The United States National Academy of Engineering
(NAE) has recognised ICE Past President Professor Lord Robert Mair for his contributions to engineering.
The NAE elected the ICE’s 153rd president as a Foreign Member of the academy for “contributions to underground construction and smart infrastructure and for leadership in government, engineering practice, research, and education”.
He was one of 18 foreign members chosen to join the NAE in 2019. The list includes Sir James Dyson, chairman and founder of Dyson Technology.
The new members will be inducted at a ceremony on 6 October during the Academy’s Annual Meeting in Washington, DC.
Underground construction has been Professor Lord Mair’s specialism throughout his career, which spans over 40 years, and all over the world.
In the UK, he was closely involved with the Channel Tunnel Rail Link (now HS1), Crossrail
and the London Underground Jubilee Line Extension.
He also introduced compensation grouting in the UK. This was a novel technique controls settlement of structures during tunnel construction, and has been used on the Jubilee Line project, as well as the Waterloo Escalator Tunnel Project.
Professor Lord Mair’s education and achievements
The ICE past president’s contribution to engineering was also recognised by Imperial College London, which awarded him an honorary degree last year
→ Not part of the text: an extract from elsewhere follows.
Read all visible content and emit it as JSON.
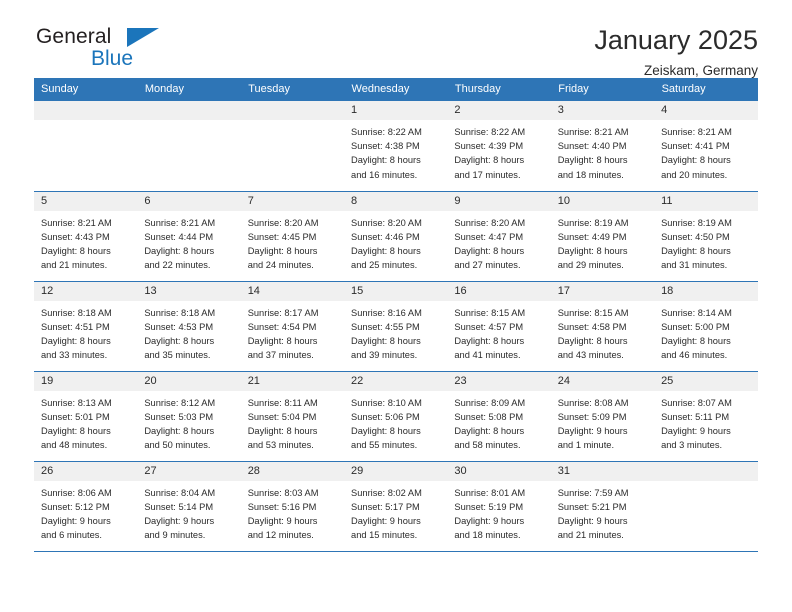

He became Emeritus Professor of Civil Engineering and Director of Research at Cambridge University in 2017, and a month later took up his position as ICE president for 2017/18.
He was appointed Professor of Geotechnical Engineering at Cambridge in 1998.
He was the Sir Kirby Laing Professor of Civil Engineering 2011-17, Master of Jesus College 2001-11, and a Fellow of St John's College 1998-2001.
He's also one of the founding directors of the Geotechnical Consulting Group (GCG), an international consulting company based in London, started in 1983.
He was appointed chief engineering adviser to the Laing O'Rourke Group in 2011.
Professor Lord Mair read Engineering at Clare College, Cambridge, and graduated in 1971.
After working in industry for some years, he returned to Cambridge to do a three-year PhD on tunnelling in soft ground. He was awarded with a PhD for this work in 1979.